This isn’t really a screw up, just a stupid recipe. Yes, 7-Up, sherbet, and whipped cream flavored vodka makes a fun party drink. Sure, dry ice is cool.

But who, outside of a 13-year-old, is going to spend the time and money to get dry ice and whipped cream flavored vodka? And who besides a type 2 diabetic wouldn’t find it sickeningly sweet and chemically tasting?

Low culinary point in my life.

Catastrophe #3: Baked Scotch Eggs

This recipe was one of my most frustrating endeavors. It seemed so simple – take a recipe for something fried and turn it into something baked. I have done it with chicken. Why couldn’t I do it with eggs? I had envisioned a soft-boiled egg covered in crisp chorizo and crunchy breadcrumbs. A beautiful brown orb, totally enclosed until the fork punctured it, releasing a stream of golden yolk.

It’s nice to have dreams.

Problem #1: If you boil eggs for 15 minutes, they will be hard-boiled. Obviously.

Problem #2: As things bake, they expand. Think of a cake rising or an unpoked baked potato exploding. So, if you pack the chorizo too tightly, it will break as it bakes.

Problem #3: If you cover the whole thing in olive oil, it will end up sitting in its own grease, becoming a soggy mess.

Problem #4: They look disgusting.

They tasted good…ish.  I should have just fried them. Now I know.
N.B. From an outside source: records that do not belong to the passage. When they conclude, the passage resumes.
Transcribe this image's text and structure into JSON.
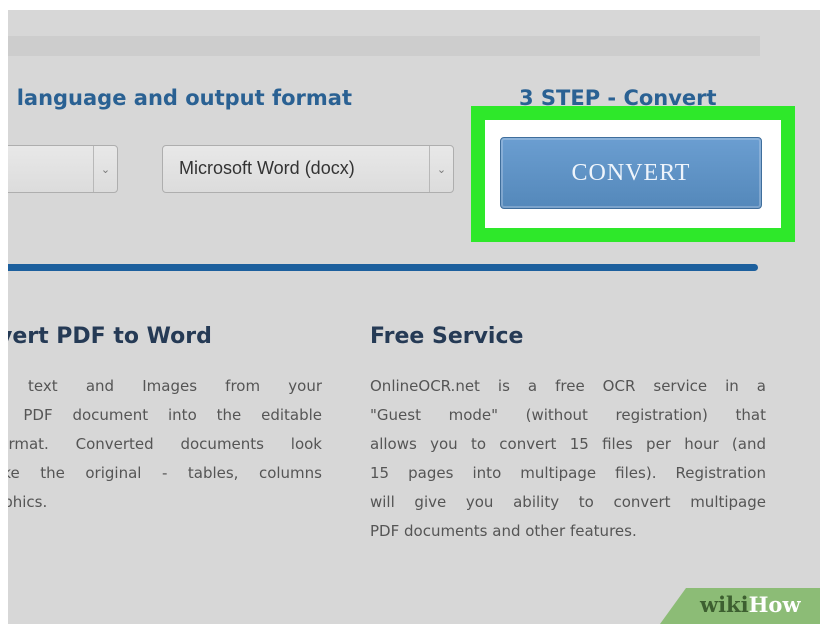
{
  "steps": {
    "step2_heading": ": language and output format",
    "step3_heading": "3 STEP - Convert"
  },
  "selects": {
    "language_value": "",
    "format_value": "Microsoft Word (docx)"
  },
  "convert_button": {
    "label": "CONVERT"
  },
  "highlight_color": "#2ee82a",
  "info": {
    "left_title": "vert PDF to Word",
    "left_lines": [
      "t text and Images from your",
      "d PDF document into the editable",
      "format. Converted documents look",
      " like the original - tables, columns",
      "aphics."
    ],
    "right_title": "Free Service",
    "right_lines": [
      "OnlineOCR.net is a free OCR service in a",
      "\"Guest mode\" (without registration) that",
      "allows you to convert 15 files per hour (and",
      "15 pages into multipage files). Registration",
      "will give you ability to convert multipage",
      "PDF documents and other features."
    ]
  },
  "watermark": {
    "wiki": "wiki",
    "how": "How"
  }
}
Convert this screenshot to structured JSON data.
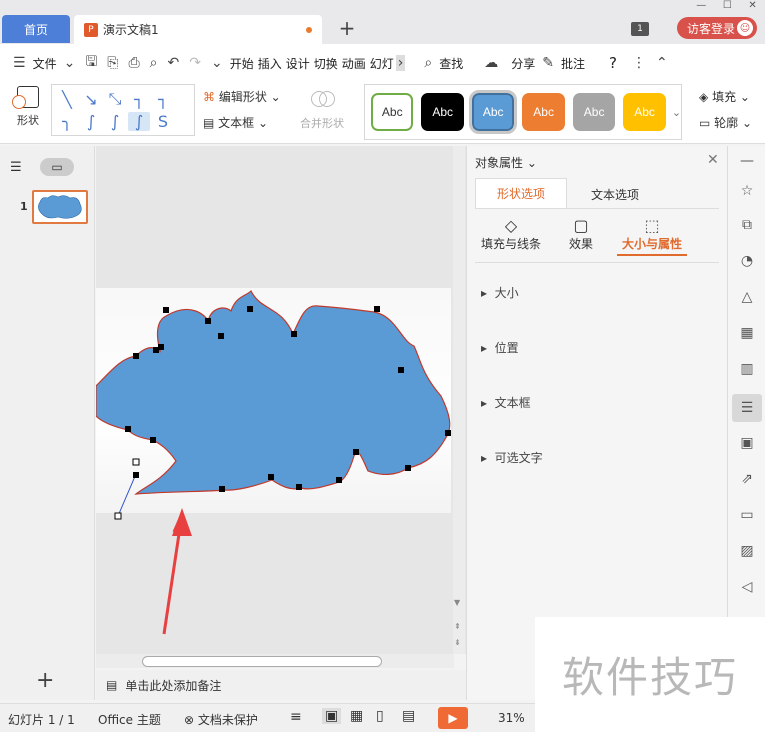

And now you know – the blog is definitely a filtered view, and everyone has kitchen mess ups. Especially me.

I’m also not good at calculus. Shocker, I know.